We are searching for something that always seems to elude us. And running from things that scare us. And where do many of us turn to search and run? To our phones.
I often do this, and I am guessing you do as well. Just a few nights ago, after a long day of work, I was exhausted and ready for bed. At 10 p.m., I picked up my phone, and before I knew it, an hour had passed and I was still scrolling through my social media feeds.
I am not the only person to do this—far from it. Two billion users log in to YouTube every month and viewers watch over five billion videos every day. A Pew Research Center survey showed that 31 percent of U.S. adults now report that they go online “almost constantly,” up from 21 percent in 2015. The highest age bracket was 18-29-year-olds, with nearly half (49 percent) falling into this category. A recent article in ABC News about teens and screen time stated, “Teens spend an average of seven hours and 22 minutes on their phones a day, and tweens—ages 8 to 12—are not far behind, at four hours and 44 minutes daily.”
As parents and pastors, we can look at these statistics on teens and media with alarm and respond in a knee-jerk reaction by taking away our kids’ phones. Many of us, after all, have likely seen the humorous memes that hit too close to home: “I’m having a bunch of people over later to stare at their phones. You are invited to join us.” Ouch. And judging by my own experience a few nights ago, I can’t claim to be above reproach when it comes to choosing what’s in front of me over the temptation of the Internet.
But before we simply take the phones away from our teens, we would do well to consider a better way to help them navigate their phone usage—both quantitatively and qualitatively. Let me share three steps we can take to encourage teens to make healthy decisions even when we are not around.
First, Educate Them.
The more we can educate and dialogue with our teens on both the negative and the positive impact of screen time, the more we can set them up for success. One study of over 40,000 children and adolescents found that spending more than one hour per day on technology was associated with lower psychological well-being.

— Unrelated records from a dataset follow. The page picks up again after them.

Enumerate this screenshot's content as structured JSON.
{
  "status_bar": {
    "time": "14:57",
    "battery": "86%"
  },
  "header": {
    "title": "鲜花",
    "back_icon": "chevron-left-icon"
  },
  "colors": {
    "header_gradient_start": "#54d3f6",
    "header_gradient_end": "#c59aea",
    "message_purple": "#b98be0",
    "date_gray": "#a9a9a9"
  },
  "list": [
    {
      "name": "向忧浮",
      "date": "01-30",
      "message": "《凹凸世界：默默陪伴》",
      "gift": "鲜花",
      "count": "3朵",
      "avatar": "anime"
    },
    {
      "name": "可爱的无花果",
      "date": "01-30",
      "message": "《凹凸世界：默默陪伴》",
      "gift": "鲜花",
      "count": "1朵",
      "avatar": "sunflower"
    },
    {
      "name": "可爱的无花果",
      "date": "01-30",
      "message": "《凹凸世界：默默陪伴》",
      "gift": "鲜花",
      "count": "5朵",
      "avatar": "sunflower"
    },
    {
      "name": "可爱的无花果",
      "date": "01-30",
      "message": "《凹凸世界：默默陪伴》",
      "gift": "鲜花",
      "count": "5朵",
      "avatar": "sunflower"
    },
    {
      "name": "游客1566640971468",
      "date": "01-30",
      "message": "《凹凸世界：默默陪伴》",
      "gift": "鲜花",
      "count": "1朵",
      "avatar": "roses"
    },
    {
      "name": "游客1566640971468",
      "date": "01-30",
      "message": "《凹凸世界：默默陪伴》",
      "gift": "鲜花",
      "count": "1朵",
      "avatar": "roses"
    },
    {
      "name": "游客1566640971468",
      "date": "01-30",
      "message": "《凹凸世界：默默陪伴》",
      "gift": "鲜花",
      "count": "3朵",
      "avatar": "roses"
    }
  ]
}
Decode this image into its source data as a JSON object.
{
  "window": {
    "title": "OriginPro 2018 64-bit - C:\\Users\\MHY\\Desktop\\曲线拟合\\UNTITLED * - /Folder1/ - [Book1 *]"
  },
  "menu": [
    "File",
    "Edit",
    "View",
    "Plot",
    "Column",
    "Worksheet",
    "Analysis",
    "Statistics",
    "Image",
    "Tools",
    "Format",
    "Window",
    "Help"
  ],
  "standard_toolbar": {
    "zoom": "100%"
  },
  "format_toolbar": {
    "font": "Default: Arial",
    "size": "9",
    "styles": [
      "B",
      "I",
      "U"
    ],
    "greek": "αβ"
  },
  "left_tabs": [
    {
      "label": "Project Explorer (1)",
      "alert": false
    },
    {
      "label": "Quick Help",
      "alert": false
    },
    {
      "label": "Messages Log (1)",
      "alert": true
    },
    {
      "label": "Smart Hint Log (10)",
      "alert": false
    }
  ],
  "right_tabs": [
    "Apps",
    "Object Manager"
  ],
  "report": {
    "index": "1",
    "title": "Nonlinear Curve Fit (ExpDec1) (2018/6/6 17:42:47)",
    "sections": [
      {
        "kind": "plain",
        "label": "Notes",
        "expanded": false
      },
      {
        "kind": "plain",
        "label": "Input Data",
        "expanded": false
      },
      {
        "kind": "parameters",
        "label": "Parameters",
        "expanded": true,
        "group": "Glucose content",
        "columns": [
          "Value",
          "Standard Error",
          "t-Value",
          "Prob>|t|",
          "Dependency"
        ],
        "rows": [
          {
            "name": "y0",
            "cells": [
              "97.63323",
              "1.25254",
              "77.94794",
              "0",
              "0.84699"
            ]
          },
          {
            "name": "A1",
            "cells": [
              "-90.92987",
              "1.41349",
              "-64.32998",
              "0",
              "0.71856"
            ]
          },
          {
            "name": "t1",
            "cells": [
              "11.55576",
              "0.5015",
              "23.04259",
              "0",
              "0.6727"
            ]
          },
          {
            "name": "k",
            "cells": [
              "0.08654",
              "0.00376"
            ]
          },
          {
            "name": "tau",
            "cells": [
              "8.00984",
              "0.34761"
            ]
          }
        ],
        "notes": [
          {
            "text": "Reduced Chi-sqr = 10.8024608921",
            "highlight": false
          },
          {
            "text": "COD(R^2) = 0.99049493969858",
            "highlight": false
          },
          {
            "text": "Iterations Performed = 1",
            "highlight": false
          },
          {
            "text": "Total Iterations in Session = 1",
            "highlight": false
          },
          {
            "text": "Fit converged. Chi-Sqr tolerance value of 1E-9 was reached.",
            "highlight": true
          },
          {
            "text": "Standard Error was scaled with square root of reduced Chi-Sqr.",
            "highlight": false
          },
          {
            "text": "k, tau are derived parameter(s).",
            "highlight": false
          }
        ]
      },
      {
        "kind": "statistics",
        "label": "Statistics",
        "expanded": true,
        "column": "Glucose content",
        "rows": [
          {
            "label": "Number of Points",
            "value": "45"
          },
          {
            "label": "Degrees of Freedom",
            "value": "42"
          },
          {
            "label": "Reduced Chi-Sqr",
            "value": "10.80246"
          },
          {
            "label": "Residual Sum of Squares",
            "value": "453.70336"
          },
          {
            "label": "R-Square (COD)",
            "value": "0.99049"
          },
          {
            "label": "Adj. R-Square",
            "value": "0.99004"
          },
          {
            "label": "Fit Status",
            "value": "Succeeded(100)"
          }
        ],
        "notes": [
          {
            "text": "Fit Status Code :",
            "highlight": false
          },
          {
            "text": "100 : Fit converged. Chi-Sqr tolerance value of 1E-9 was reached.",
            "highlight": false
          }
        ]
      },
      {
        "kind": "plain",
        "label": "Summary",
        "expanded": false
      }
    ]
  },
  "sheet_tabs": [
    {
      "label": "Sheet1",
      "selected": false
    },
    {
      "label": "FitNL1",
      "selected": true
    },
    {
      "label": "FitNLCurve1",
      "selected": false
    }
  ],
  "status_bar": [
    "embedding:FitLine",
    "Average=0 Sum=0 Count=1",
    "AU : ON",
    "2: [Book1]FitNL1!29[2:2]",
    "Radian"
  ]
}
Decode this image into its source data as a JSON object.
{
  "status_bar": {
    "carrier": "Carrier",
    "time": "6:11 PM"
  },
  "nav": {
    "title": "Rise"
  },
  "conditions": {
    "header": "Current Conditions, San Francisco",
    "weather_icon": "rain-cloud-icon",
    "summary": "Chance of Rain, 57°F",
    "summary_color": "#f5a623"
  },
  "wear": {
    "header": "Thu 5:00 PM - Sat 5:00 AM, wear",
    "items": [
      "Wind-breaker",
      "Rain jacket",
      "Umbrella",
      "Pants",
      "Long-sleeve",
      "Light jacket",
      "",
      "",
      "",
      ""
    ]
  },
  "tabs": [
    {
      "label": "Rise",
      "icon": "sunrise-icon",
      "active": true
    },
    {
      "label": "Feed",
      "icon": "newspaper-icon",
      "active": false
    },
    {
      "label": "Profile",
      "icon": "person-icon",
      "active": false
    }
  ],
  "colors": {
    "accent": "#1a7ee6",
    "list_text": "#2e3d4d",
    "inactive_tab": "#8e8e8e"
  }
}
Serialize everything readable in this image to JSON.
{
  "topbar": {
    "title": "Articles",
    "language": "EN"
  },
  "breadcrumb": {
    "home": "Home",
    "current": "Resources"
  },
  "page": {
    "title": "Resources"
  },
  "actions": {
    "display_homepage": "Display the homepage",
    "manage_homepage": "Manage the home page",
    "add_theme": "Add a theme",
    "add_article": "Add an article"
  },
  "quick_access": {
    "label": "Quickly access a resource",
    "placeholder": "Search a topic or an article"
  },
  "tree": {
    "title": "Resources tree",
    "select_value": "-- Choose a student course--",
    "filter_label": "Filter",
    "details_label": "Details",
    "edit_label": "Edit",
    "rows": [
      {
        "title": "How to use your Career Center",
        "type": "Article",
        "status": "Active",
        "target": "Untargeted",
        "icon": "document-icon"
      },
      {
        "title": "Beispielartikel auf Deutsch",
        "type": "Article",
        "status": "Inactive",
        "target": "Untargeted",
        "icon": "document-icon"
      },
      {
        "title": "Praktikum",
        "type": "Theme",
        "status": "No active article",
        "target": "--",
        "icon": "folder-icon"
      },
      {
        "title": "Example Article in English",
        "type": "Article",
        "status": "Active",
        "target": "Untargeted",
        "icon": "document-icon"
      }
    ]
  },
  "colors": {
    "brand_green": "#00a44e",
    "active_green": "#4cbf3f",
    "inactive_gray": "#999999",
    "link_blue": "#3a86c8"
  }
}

Individuals exhibited less curiosity, low self-control, a decrease in emotional stability, and an increase in depression and/or anxiety.
Nicholas Carr wrote about this in his book The Shallows: What the Internet Is Doing to Our Brains:
“When we go online, we enter an environment that promotes cursory reading, hurried and distracted thinking, and superficial learning. Even as the Internet grants us easy access to vast amounts of information, it is turning us into shallower thinkers, literally changing the structure of our brain.” Neuroscience is on the side of “less is better” when it comes to screen time.
The more we can remind our teens of the downside of constant screen time, the more open they may be to finding new habits that both cater to their desire to stay connected and also build healthy routines that care for their minds.
Second, Help Them Think Critically.
Many of us have failed to model Jesus as we disciple our teens towards better screen health. When we look at Jesus as laid out to us in scripture, we see a very clear pattern of how he engaged others: He asked questions—a lot of questions. In an effort to help our kids break their poor screen habits, we neglect the first rule of relationships—they are two-way. Discipleship isn’t teaching or preaching. Discipleship is conversation and communication.